Researchers from Berkeley Lab and Columbia University have created the world’s highest-performance single-molecule diode. Development of a functional single-molecule diode is a major pursuit of the electronics industry.
JBEI, UC Davis and Berkeley Lab researchers have identified a bacterial signaling molecule that triggers an immunity response in rice plants, enabling the plants to resist a devastating blight disease. Rice is not only a staple food, it is the model for grass-type advanced biofuels.
“SINGLE” is a new imaging technique that provides the first atomic-scale 3D structures of individual nanoparticles in solution. This is an important step for improving the design of colloidal nanoparticles for catalysis and energy research applications.
Scientists discovered that coffee berry borers worldwide share 14 bacterial species in their digestive tracts that degrade and detoxify caffeine. They also found the most prevalent of these bacteria has a gene that helps break down caffeine. Their research sheds light on the ecology of the destructive bug and could lead to new ways to fight it.
Bay Area National Laboratories Jointly Launch New Small Business Voucher Pilot for Emerging Cleantech CompaniesJuly 9th, 2015
Lawrence Berkeley National Laboratory, in partnership with Sandia National Laboratories/California and Lawrence Livermore National Laboratory, has been awarded $4.15 million by the Department of Energy to jointly launch a new small business voucher pilot.
Berkeley Lab Study Finds that Future Deployment of Distributed Solar Hinges on Electricity Rate DesignJuly 9th, 2015
Future distributed solar photovoltaic (PV) deployment levels are highly sensitive to retail electricity rate design, according to a newly released report by researchers from the U.S. Department of Energy’s Lawrence Berkeley National Laboratory (Berkeley Lab). The study also explores the feedback effects between retail electricity rates and PV deployment, and suggests that increased solar deployment can lead to changes in PV compensation levels that either accelerate or dampen further deployment.
Researchers have developed a new technique that enables sensitive and specific detection of molecules at the electrode/electrolyte interface.

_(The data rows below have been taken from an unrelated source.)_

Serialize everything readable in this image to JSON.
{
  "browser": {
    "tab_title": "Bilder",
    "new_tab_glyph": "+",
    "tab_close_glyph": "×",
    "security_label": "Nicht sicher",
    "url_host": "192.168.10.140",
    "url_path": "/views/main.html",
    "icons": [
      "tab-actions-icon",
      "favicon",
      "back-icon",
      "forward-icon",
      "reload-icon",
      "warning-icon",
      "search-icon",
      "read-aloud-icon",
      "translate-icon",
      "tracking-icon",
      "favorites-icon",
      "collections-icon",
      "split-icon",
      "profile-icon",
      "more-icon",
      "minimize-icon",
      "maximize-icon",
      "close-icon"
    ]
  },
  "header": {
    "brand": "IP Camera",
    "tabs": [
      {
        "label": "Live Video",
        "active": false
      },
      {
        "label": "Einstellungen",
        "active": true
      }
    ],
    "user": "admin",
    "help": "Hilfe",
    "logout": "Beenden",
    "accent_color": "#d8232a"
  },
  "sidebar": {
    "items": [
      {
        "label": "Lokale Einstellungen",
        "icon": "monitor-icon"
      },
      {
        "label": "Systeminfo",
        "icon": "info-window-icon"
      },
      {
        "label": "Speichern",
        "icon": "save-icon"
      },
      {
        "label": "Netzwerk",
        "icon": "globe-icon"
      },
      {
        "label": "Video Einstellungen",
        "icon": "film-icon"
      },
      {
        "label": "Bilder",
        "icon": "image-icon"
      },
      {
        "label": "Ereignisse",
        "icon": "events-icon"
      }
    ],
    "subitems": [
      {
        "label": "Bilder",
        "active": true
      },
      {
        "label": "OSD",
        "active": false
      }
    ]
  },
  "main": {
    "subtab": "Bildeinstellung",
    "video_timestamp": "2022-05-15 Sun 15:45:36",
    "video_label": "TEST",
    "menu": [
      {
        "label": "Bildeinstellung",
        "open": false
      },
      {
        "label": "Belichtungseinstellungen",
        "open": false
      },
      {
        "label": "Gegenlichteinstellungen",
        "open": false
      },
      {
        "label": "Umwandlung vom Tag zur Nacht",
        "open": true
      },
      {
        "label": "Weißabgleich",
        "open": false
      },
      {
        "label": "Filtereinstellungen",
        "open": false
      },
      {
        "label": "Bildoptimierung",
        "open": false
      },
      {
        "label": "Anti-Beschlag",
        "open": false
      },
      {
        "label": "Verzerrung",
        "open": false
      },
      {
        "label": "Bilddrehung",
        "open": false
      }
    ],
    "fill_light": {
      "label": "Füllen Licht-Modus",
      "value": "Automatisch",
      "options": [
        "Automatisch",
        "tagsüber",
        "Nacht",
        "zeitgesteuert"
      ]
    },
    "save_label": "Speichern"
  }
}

This new method uses diffraction from graphene gratings to overcome key difficulties associated with traditional optical spectroscopy that employs infrared probing of buried interfaces.